I originally wanted this to go up as a guest post when Our Lord and Master was away, but all good things...
The timing's still okay, though, because these last two weeks have been big ones for Dwayne McDuffie. First, he opened up a whole new multiverse where the World's Greatest Heroes face their murderous opposite numbers in Justice League: Crisis on Two Earths. The direct-to-DVD movie premiered on Feb. 23, and if you haven't watched it yet, all you need to know is: Gina Torres as Superwoman. James Woods as Owlman. Yes, that James Woods. He kills it, too. Pun only slightly intended.
This week, in a slightly more quiet vein, he closes the door on another universe in the final issue of Milestone Forever. The two-part series serves as a sideways goodbye to Static, Hardware and the rest of the multicultural superhero reality that he, Denys Cowan, Michael Davis, Christopher Priest and others created more than 15 years ago.

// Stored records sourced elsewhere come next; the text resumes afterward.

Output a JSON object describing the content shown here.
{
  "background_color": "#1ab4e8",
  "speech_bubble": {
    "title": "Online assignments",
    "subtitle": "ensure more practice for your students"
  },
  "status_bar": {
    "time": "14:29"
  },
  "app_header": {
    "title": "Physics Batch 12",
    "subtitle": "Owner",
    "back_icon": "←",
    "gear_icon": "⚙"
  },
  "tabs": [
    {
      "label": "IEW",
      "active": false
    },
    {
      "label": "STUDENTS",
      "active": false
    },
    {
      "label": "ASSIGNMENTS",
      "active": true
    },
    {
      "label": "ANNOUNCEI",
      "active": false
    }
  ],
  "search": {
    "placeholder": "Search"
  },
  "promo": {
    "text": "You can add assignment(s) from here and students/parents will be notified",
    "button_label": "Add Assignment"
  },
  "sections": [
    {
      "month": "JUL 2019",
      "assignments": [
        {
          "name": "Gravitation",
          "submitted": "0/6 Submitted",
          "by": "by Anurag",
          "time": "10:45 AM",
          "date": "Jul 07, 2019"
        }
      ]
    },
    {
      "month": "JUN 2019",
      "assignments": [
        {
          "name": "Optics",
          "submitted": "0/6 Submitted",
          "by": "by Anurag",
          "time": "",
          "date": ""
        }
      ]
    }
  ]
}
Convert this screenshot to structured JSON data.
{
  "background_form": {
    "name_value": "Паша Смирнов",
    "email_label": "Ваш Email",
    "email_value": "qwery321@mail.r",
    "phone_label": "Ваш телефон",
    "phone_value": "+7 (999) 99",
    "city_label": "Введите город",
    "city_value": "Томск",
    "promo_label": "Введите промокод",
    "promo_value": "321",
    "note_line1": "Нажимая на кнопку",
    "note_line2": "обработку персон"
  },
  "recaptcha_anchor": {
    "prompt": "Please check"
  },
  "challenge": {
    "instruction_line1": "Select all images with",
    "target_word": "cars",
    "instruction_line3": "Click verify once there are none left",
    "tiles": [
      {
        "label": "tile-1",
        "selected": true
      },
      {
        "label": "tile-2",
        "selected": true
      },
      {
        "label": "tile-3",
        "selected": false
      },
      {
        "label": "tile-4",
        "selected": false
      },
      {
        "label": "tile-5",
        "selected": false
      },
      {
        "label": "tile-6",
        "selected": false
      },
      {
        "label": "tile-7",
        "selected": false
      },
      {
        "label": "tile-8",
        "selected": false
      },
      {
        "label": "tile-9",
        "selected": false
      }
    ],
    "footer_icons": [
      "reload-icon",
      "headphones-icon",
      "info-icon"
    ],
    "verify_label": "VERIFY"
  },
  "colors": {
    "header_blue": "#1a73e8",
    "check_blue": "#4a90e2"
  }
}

I know TNC got all off-topic and name-checked Dwayne in his recent Captain America post. That's most likely because, for me (and probably Ta-Nehisi too), McDuffie represents something of an ideal. Not only is he a self-described "proto-nerd" who made it to the promised land of professional comics writing, but he's also transformed his career at least twice over. Whether he's been a freelance writer, editor-in-chief or an animated series producer, the sharp edge of a black intellectual tradition always pokes through his work.